Photo of Senator Kushner.

State Senator

Julie Kushner

Representing Bethel, Danbury, New Fairfield, Sherman

Senator Kushner Supportive of State Bond Commission Commits Funding for Family and Medical Leave Insurance Trust Fund


Today, State Senator Julie Kushner (D-Danbury) was supportive as the State Bond Commission allocated $5.25 million in funding to the Family and Medical Leave Insurance Trust Fund. The funds given will finance the development of important platforms needed for the program, helping it better reach fruition before it begins disbursements to working families in 2022.

"Our Paid Family Leave program is so very popular with our constituents – it means that families struggling with illness, or celebrating the birth or adoption of a child, will no longer have to choose between a loved one and their job. As Senate Chair of the Labor Committee, I strongly support this important funding, which is going toward a program that will benefit families across Connecticut," said Sen. Kushner. "Enhancing the employee contribution system and preparing this vital program are key to ensuring its success. Connecticut is investing in its workers through this latest role of funding. I'd like to thank Governor Lamont and the State Bond Commission for their commitment."

The State Bond Commission today approved the release of $5,250,001 to finance the development of the employee contribution platform and associated software and licensing to implement the Paid Family and Medical Leave Insurance program. This program, which will offer up to three months of paid time off to workers having children or experiencing significant medical needs in their family, will begin releasing funds to eligible workers starting in 2022. The funding will assist the completion of the program including enhancing the employee contribution system, implementing a benefits claims system, integrating data and reporting requirements and adding chatbot features to the Paid Leave Authority website.

These funds ensuring the program's stability are important; in March, the state reported as many as 44,000 businesses still need to register to provide benefits to their employees.

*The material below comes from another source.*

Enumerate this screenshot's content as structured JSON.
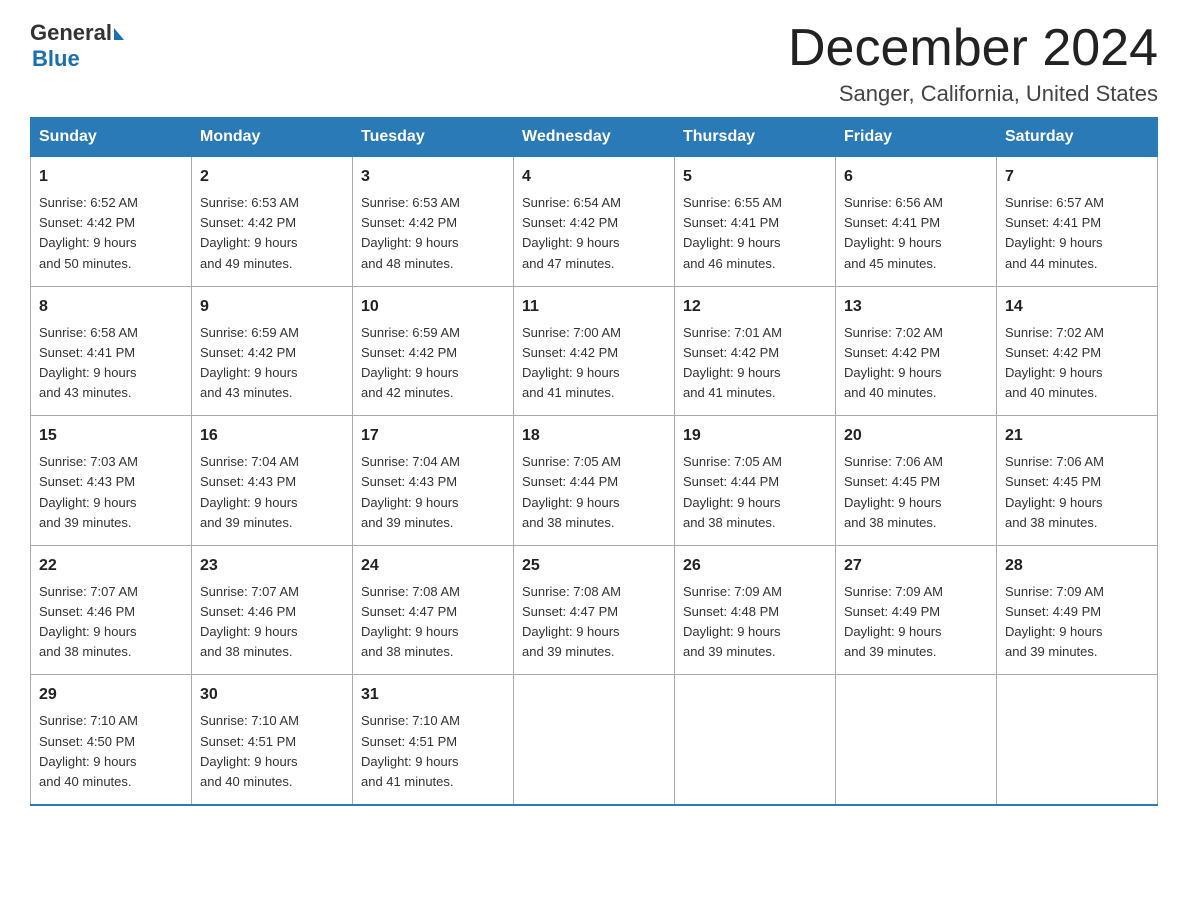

Streamlining remaining practices will make the program easier to access, ensuring the program's longevity.